▸ **WORK TASK**
Every line of the material that includes the word "desc" is to be shown.

-- EXTRACTED ENTRIES follows --

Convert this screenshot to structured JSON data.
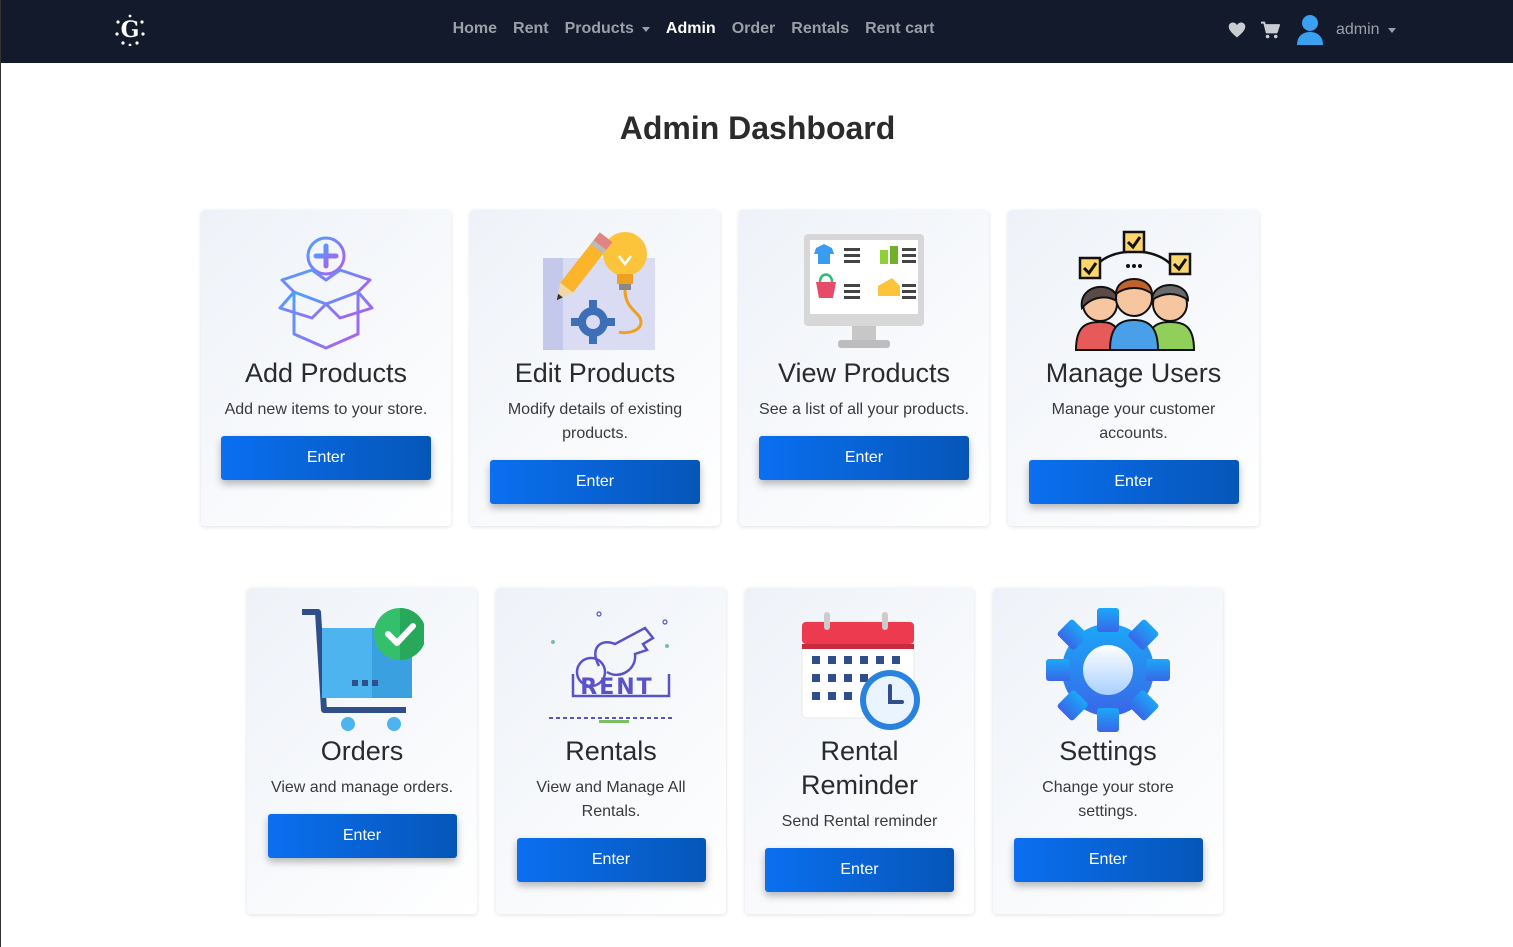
{
  "nav": {
    "items": [
      {
        "label": "Home",
        "active": false,
        "dropdown": false
      },
      {
        "label": "Rent",
        "active": false,
        "dropdown": false
      },
      {
        "label": "Products",
        "active": false,
        "dropdown": true
      },
      {
        "label": "Admin",
        "active": true,
        "dropdown": false
      },
      {
        "label": "Order",
        "active": false,
        "dropdown": false
      },
      {
        "label": "Rentals",
        "active": false,
        "dropdown": false
      },
      {
        "label": "Rent cart",
        "active": false,
        "dropdown": false
      }
    ],
    "user": "admin",
    "icons": [
      "logo-icon",
      "heart-icon",
      "cart-icon",
      "user-avatar-icon"
    ]
  },
  "page": {
    "title": "Admin Dashboard"
  },
  "cards": {
    "add": {
      "title": "Add Products",
      "desc": "Add new items to your store.",
      "button": "Enter",
      "icon": "add-box-icon"
    },
    "edit": {
      "title": "Edit Products",
      "desc": "Modify details of existing products.",
      "button": "Enter",
      "icon": "edit-design-icon"
    },
    "view": {
      "title": "View Products",
      "desc": "See a list of all your products.",
      "button": "Enter",
      "icon": "product-monitor-icon"
    },
    "users": {
      "title": "Manage Users",
      "desc": "Manage your customer accounts.",
      "button": "Enter",
      "icon": "users-group-icon"
    },
    "orders": {
      "title": "Orders",
      "desc": "View and manage orders.",
      "button": "Enter",
      "icon": "cart-check-icon"
    },
    "rentals": {
      "title": "Rentals",
      "desc": "View and Manage All Rentals.",
      "button": "Enter",
      "icon": "rent-key-icon"
    },
    "reminder": {
      "title": "Rental Reminder",
      "desc": "Send Rental reminder",
      "button": "Enter",
      "icon": "calendar-clock-icon"
    },
    "settings": {
      "title": "Settings",
      "desc": "Change your store settings.",
      "button": "Enter",
      "icon": "gear-icon"
    }
  },
  "colors": {
    "navbar": "#131a2b",
    "button_start": "#0a6ff0",
    "button_end": "#0656b8",
    "nav_text": "#9aa0a6"
  }
}
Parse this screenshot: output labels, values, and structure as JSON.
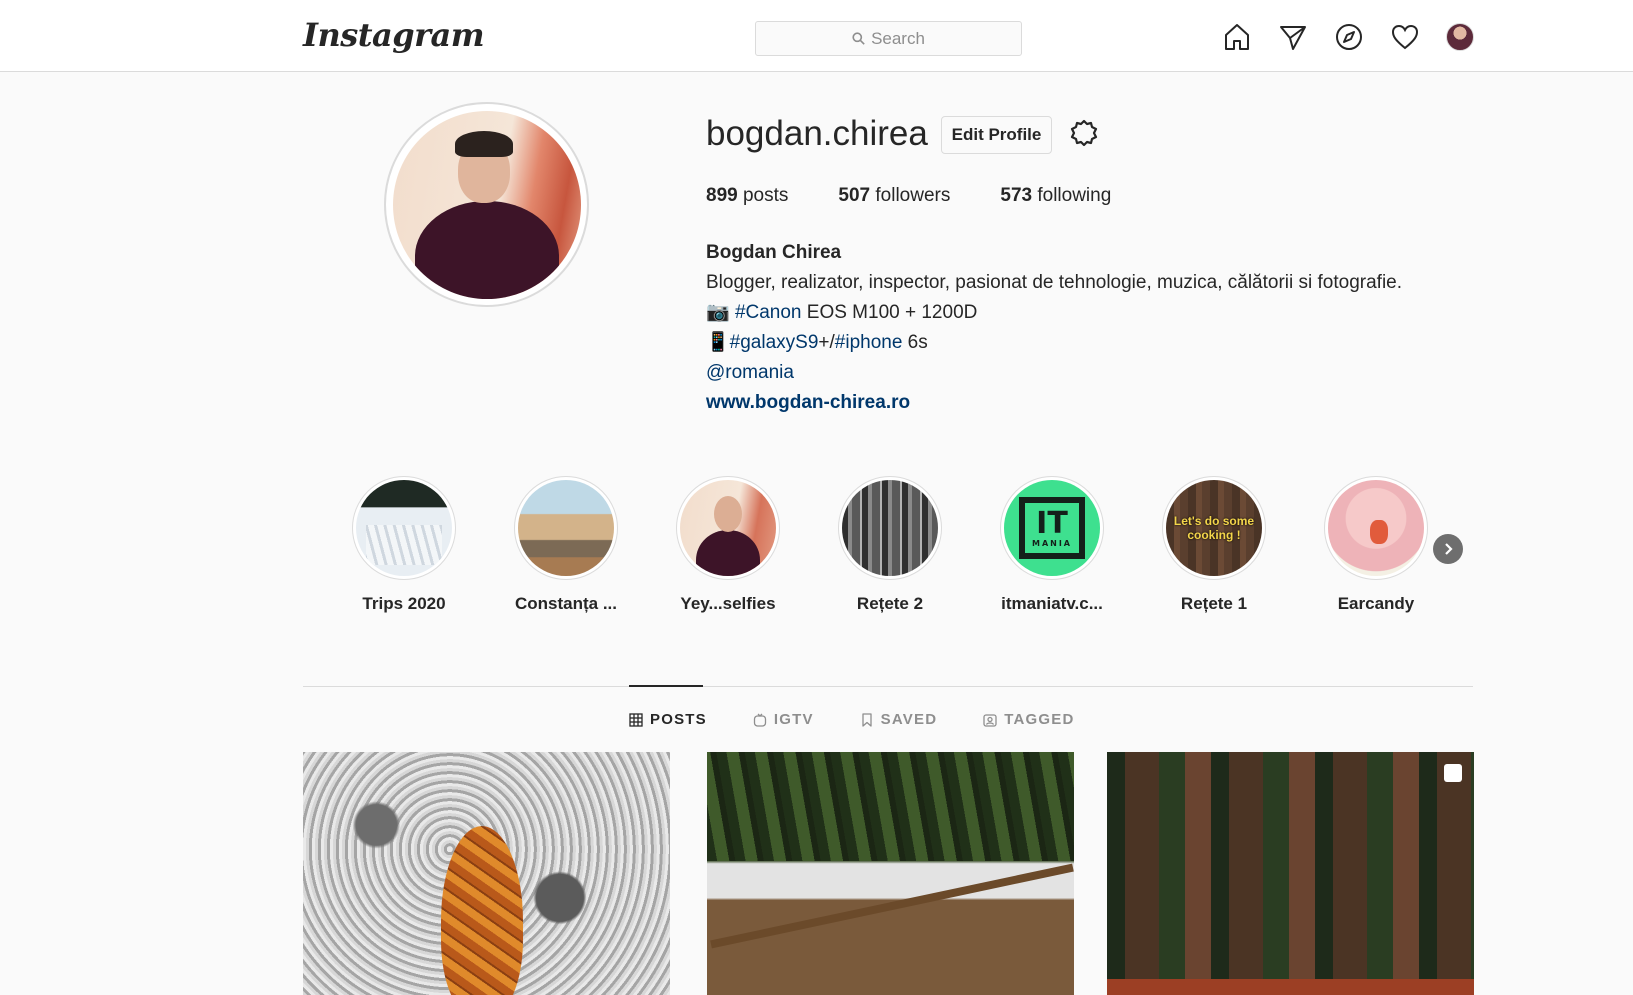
{
  "nav": {
    "logo": "Instagram",
    "search_placeholder": "Search",
    "icons": [
      "home-icon",
      "direct-icon",
      "explore-icon",
      "activity-heart-icon",
      "profile-avatar"
    ]
  },
  "profile": {
    "username": "bogdan.chirea",
    "edit_button": "Edit Profile",
    "stats": {
      "posts_count": "899",
      "posts_label": "posts",
      "followers_count": "507",
      "followers_label": "followers",
      "following_count": "573",
      "following_label": "following"
    },
    "bio": {
      "full_name": "Bogdan Chirea",
      "line1": "Blogger, realizator, inspector, pasionat de tehnologie, muzica, călătorii si fotografie.",
      "line2_prefix": "📷 ",
      "line2_tag": "#Canon",
      "line2_suffix": " EOS M100 + 1200D",
      "line3_prefix": "📱",
      "line3_tag1": "#galaxyS9",
      "line3_mid": "+/",
      "line3_tag2": "#iphone",
      "line3_suffix": " 6s",
      "line4_mention": "@romania",
      "website": "www.bogdan-chirea.ro"
    }
  },
  "highlights": [
    {
      "label": "Trips 2020"
    },
    {
      "label": "Constanța ..."
    },
    {
      "label": "Yey...selfies"
    },
    {
      "label": "Rețete 2"
    },
    {
      "label": "itmaniatv.c..."
    },
    {
      "label": "Rețete 1"
    },
    {
      "label": "Earcandy"
    }
  ],
  "highlight_texts": {
    "it_top": "IT",
    "it_bottom": "MANIA",
    "cooking": "Let's do some cooking !"
  },
  "tabs": [
    {
      "label": "POSTS",
      "icon": "grid-icon",
      "active": true
    },
    {
      "label": "IGTV",
      "icon": "igtv-icon",
      "active": false
    },
    {
      "label": "SAVED",
      "icon": "bookmark-icon",
      "active": false
    },
    {
      "label": "TAGGED",
      "icon": "tagged-icon",
      "active": false
    }
  ],
  "colors": {
    "link": "#00376b",
    "border": "#dbdbdb",
    "text": "#262626",
    "muted": "#8e8e8e"
  }
}
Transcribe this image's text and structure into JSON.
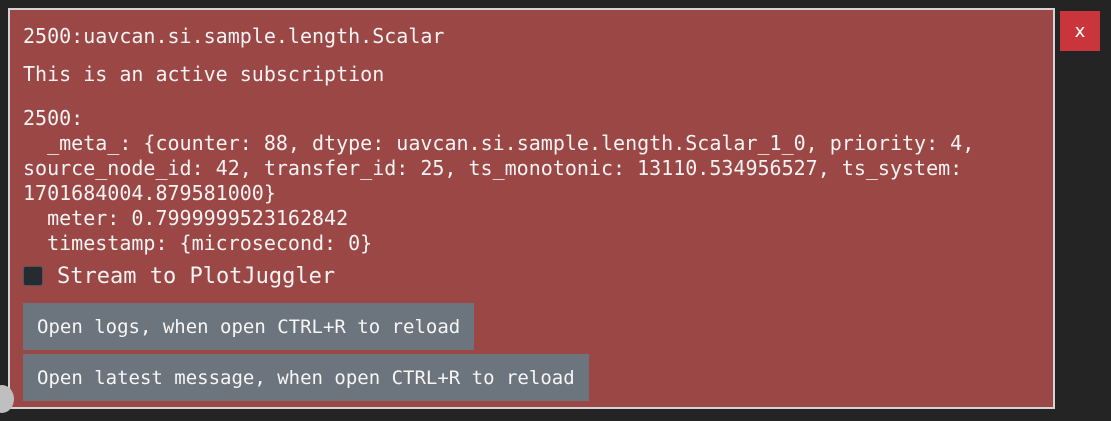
{
  "window": {
    "title": "2500:uavcan.si.sample.length.Scalar",
    "status": "This is an active subscription",
    "close_label": "x"
  },
  "message": {
    "text": "2500:\n  _meta_: {counter: 88, dtype: uavcan.si.sample.length.Scalar_1_0, priority: 4, source_node_id: 42, transfer_id: 25, ts_monotonic: 13110.534956527, ts_system: 1701684004.879581000}\n  meter: 0.7999999523162842\n  timestamp: {microsecond: 0}"
  },
  "stream": {
    "label": "Stream to PlotJuggler",
    "checked": false
  },
  "buttons": {
    "open_logs": "Open logs, when open CTRL+R to reload",
    "open_latest": "Open latest message, when open CTRL+R to reload"
  },
  "colors": {
    "panel_bg": "#9b4746",
    "button_bg": "#6c757d",
    "close_bg": "#c9353b",
    "page_bg": "#242424"
  }
}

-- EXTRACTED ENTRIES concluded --

▸ **RESPONSE BELOW**
      "desc": "Add new items to your store.",
      "desc": "Modify details of existing products.",
      "desc": "See a list of all your products.",
      "desc": "Manage your customer accounts.",
      "desc": "View and manage orders.",
      "desc": "View and Manage All Rentals.",
      "desc": "Send Rental reminder",
      "desc": "Change your store settings.",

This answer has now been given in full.